I love it when I discover an easy technique for delivering perfect results, every time. If you’re anything like me, steamed rice is always hit or miss. It runs the gamut from a gelantinous grainy mush, to crunchy little nuggets but then sometimes the elusive properly steamed, tender individual kernels of perfection. Steaming rice made me crazy until now…
The last time I was in Calgary, I was playing around with some Thai food recipes. Ralph’s not a big fan of curry, so I rarely get a chance to experiment when I’m at home but when I’m away… I prepared Massaman curry to be served with steamed Jasmine rice. Meggie asked if I’d ever used Jamie Oliver’s trick for making “perfect steamed rice”. I hadn’t heard of it and then proceeded to argue with her the entire time she was showing me how to do it. My girls are so patient with me… It’s stupid easy and the finished product has the same texture as rice made in a professional Asian kitchen. I’ve, since, used this method every time I’ve made rice. If you want flavoured rice, throw whatever fresh herbs or spices you like into the boiling water. It works like a charm!

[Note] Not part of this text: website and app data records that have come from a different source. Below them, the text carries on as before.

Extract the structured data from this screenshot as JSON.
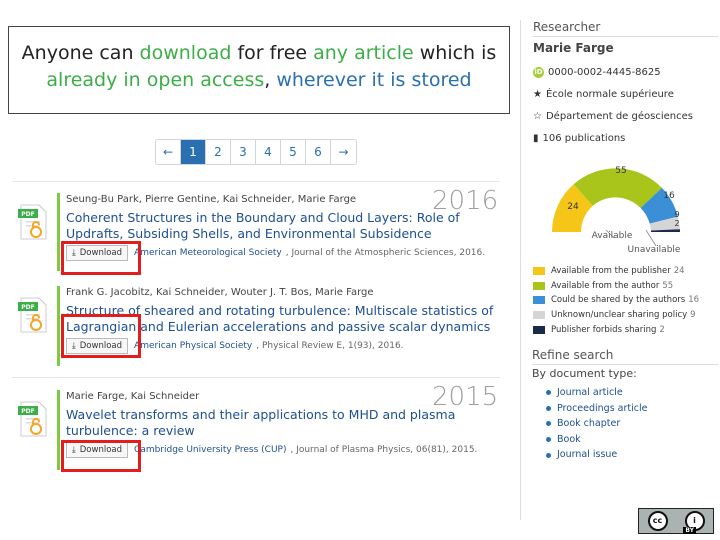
{
  "callout": {
    "p1": "Anyone can ",
    "p2": "download",
    "p3": " for free ",
    "p4": "any article",
    "p5": " which is ",
    "p6": "already in open access",
    "p7": ", ",
    "p8": "wherever it is stored"
  },
  "pager": [
    "←",
    "1",
    "2",
    "3",
    "4",
    "5",
    "6",
    "→"
  ],
  "years": [
    "2016",
    "2015"
  ],
  "download_label": "Download",
  "pdf_label": "PDF",
  "publications": [
    {
      "authors": "Seung-Bu Park, Pierre Gentine, Kai Schneider, Marie Farge",
      "title": "Coherent Structures in the Boundary and Cloud Layers: Role of Updrafts, Subsiding Shells, and Environmental Subsidence",
      "publisher": "American Meteorological Society",
      "journal": ", Journal of the Atmospheric Sciences, 2016."
    },
    {
      "authors": "Frank G. Jacobitz, Kai Schneider, Wouter J. T. Bos, Marie Farge",
      "title": "Structure of sheared and rotating turbulence: Multiscale statistics of Lagrangian and Eulerian accelerations and passive scalar dynamics",
      "publisher": "American Physical Society",
      "journal": ", Physical Review E, 1(93), 2016."
    },
    {
      "authors": "Marie Farge, Kai Schneider",
      "title": "Wavelet transforms and their applications to MHD and plasma turbulence: a review",
      "publisher": "Cambridge University Press (CUP)",
      "journal": ", Journal of Plasma Physics, 06(81), 2015."
    }
  ],
  "sidebar": {
    "heading": "Researcher",
    "name": "Marie Farge",
    "orcid": "0000-0002-4445-8625",
    "institution": "École normale supérieure",
    "department": "Département de géosciences",
    "publications": "106 publications"
  },
  "gauge": {
    "available_label": "Available",
    "unavailable_label": "Unavailable",
    "values": [
      "24",
      "55",
      "16",
      "9",
      "2"
    ]
  },
  "legend": [
    {
      "label": "Available from the publisher",
      "count": "24",
      "color": "#f5c518"
    },
    {
      "label": "Available from the author",
      "count": "55",
      "color": "#a9c41b"
    },
    {
      "label": "Could be shared by the authors",
      "count": "16",
      "color": "#3a8fd6"
    },
    {
      "label": "Unknown/unclear sharing policy",
      "count": "9",
      "color": "#d5d5d5"
    },
    {
      "label": "Publisher forbids sharing",
      "count": "2",
      "color": "#1c2a4a"
    }
  ],
  "refine": {
    "heading": "Refine search",
    "subheading": "By document type:",
    "items": [
      "Journal article",
      "Proceedings article",
      "Book chapter",
      "Book",
      "Journal issue"
    ]
  },
  "license": {
    "cc": "cc",
    "person": "i",
    "by": "BY"
  }
}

Thank you Jamie and Meg. xo
PERFECT STEAMED RICE Jamie Oliver’s technique
1½ cups basmati or Jasmine rice
½ teaspoon sea salt
- Place a large pot of salted water over high heat and bring to the boil.
- Rinse the rice in a colander under cold running water until the water runs clear. about 1 minute
- Add the rinsed rice to the boiling water.
- When the rice starts to rise to the surface of the water, boil for 5 minutes.
- Pour the boiling water and rice back into the colander.
- Place 1” of water into the same pot and bring it to the boil again.
- Reduce heat to low.
- Cover the rice in the colander with aluminium foil.
- Place the colander on top of the pot of simmering water to allow the rice to steam for 10 minutes.
- Remove from the heat and serve immediately.
- If you‘re not ready to serve immediately, leave the rice covered and set aside until you’re ready for up to 20 minutes.
THE LOVE: Don’t skip rinsing the raw rice. It helps to keep the rice kernels from sticking together.
NOTE: I tried the same technique with brown basmati rice. Even though I doubled the boil time, the rice was crunchy.
Thanks for reading.
Photography by Michelle Hooton